Fad or Future? Deciphering Cryptocurrency

January 2018 — A one-bedroom penthouse condo with bay views in Miami was listed on Redfin in early December. What makes this listing newsworthy is that the seller is only accepting Bitcoin as payment.

Most of us recognize Bitcoin as the first and most well-known cryptocurrency. Since its inception seven years ago, it has been making waves — tidal waves, some might say. Its value surged 1500 percent against the dollar in 2017 as it gained popularity among both Wall Street and real estate investors. Still, there are many skeptics who warn that Bitcoin is entirely speculative and that where there is a steep rise, there must also be a steep fall.

Whatever your feelings about this “money of the future,” 2017 was the year Bitcoin and other cryptocurrencies joined the global financial system. It looks like they’re here to stay — and no longer just as the de facto currency of cybercrime.

As Miami gears up to host the North American Bitcoin Conference, hailed as the “most important blockchain conference of the year,” on January 18-19, 2018, Invest: Miami decided to take a closer look at what this buzzworthy yet nebulous concept of cryptocurrency is exactly.

In the simplest terms, cryptocurrency is “virtual” money created from code whose economy is monitored by blockchain technology — basically, entry into a public ledger through a process called mining — rather than by a central server. Think of a database whose entries are limited, must be verified and can’t be changed unless specific conditions are met.

Money, after all, is all about verified entry into some kind of database of accounts, balances and transactions. Just look at your bank account.

With a limited and controlled supply, cryptocurrencies are not changeable by governments, banks or any other centralized institution, so they’re secure from political influence. They’re not subject to inflation; rather, their value is preserved and often even increases over time. Proponents laud cryptocurrency for its security, stability and deflationary quality even as critics denounce it for these very same things.

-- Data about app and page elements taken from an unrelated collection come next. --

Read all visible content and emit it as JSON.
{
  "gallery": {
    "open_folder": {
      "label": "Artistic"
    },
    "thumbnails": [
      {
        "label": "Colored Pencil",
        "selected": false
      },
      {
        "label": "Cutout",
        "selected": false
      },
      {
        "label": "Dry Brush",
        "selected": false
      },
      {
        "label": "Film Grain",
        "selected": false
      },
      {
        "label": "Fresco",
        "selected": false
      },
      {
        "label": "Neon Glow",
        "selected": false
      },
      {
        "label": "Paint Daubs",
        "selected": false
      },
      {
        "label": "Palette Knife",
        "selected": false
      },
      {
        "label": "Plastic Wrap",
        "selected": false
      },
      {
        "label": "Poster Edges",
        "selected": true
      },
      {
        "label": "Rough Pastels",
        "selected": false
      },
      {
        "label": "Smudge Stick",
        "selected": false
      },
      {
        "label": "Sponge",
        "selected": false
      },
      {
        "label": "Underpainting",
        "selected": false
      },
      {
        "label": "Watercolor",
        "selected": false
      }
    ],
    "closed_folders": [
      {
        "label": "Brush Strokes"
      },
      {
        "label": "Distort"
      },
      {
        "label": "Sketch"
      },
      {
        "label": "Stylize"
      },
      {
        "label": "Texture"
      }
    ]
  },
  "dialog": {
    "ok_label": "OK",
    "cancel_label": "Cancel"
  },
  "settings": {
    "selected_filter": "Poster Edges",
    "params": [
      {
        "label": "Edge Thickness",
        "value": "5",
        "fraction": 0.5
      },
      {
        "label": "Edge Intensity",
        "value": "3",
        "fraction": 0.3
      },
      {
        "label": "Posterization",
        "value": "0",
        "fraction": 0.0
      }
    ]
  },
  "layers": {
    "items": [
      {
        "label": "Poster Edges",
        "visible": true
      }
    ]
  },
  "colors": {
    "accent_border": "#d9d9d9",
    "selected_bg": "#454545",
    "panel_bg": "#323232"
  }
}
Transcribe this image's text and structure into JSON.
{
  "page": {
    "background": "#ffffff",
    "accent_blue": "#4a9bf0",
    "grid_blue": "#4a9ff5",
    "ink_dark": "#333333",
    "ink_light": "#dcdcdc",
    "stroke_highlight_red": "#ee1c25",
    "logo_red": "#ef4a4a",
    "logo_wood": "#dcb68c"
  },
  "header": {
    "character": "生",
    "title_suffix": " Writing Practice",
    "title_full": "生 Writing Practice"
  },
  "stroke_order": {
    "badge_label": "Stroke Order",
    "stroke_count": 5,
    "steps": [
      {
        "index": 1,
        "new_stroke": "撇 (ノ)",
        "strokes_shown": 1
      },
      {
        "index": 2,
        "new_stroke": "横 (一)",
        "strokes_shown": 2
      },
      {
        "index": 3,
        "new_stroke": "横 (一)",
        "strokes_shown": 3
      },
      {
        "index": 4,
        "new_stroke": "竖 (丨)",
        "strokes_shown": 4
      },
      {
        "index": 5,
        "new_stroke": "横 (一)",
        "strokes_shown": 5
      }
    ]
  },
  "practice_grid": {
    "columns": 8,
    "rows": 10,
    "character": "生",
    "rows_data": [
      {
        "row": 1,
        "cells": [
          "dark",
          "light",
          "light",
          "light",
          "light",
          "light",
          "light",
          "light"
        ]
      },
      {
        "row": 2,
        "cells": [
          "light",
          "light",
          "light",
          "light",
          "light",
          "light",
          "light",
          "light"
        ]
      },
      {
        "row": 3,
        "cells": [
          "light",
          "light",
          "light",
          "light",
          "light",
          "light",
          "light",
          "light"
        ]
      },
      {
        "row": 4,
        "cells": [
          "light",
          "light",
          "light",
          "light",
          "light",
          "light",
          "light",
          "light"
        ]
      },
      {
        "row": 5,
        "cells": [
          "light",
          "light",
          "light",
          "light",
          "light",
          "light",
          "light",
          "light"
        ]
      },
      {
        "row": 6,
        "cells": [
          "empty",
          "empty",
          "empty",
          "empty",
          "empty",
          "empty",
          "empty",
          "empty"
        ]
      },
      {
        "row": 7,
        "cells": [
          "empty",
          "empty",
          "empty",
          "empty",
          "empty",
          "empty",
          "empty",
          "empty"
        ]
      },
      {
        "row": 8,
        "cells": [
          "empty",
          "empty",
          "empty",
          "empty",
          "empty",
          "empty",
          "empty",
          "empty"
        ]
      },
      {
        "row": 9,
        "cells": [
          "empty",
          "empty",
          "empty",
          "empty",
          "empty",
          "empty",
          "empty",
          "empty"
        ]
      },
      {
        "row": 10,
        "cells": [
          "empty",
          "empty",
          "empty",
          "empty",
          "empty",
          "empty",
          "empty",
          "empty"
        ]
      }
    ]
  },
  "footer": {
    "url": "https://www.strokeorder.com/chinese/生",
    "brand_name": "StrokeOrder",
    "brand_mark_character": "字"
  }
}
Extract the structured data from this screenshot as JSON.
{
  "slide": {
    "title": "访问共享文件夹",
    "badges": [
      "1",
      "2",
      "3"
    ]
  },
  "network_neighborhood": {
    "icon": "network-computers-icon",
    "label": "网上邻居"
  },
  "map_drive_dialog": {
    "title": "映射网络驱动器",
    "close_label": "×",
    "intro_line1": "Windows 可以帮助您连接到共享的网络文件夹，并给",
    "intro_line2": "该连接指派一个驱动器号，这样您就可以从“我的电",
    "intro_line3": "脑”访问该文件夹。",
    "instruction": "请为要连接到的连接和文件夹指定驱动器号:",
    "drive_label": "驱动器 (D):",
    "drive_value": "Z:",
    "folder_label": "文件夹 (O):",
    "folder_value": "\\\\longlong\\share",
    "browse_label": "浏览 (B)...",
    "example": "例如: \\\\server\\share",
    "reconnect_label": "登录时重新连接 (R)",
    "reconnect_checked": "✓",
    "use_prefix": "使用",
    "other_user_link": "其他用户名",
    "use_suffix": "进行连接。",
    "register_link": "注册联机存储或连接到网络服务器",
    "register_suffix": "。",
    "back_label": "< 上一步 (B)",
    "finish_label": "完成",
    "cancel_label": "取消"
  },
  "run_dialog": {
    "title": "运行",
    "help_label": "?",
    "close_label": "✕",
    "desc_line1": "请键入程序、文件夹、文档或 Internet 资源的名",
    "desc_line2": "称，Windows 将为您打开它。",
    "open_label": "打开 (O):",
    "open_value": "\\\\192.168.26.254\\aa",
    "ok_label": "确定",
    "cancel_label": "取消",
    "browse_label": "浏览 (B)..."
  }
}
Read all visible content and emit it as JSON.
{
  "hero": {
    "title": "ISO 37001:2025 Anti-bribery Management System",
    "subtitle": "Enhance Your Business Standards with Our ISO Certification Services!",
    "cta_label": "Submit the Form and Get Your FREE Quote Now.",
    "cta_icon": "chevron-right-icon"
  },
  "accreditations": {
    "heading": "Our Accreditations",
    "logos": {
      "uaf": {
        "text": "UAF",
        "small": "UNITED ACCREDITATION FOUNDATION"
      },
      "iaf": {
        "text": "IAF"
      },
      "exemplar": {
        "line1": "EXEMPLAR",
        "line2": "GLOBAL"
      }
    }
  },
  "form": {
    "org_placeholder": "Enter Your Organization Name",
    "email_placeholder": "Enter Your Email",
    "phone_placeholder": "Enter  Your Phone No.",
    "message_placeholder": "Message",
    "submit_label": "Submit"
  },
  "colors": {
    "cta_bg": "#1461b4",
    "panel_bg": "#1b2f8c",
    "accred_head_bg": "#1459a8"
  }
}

While it is unlikely that cryptocurrencies will replace cash anytime soon (unless you’re looking to buy that Miami penthouse, of course), Bitcoin has been steadily gaining investor approval. Today, this “digital gold” has a total value of $9 billion, but it also has a precarious relationship with volatility. Only time will tell whether there is a cryptocurrency bubble — and whether that bubble will burst.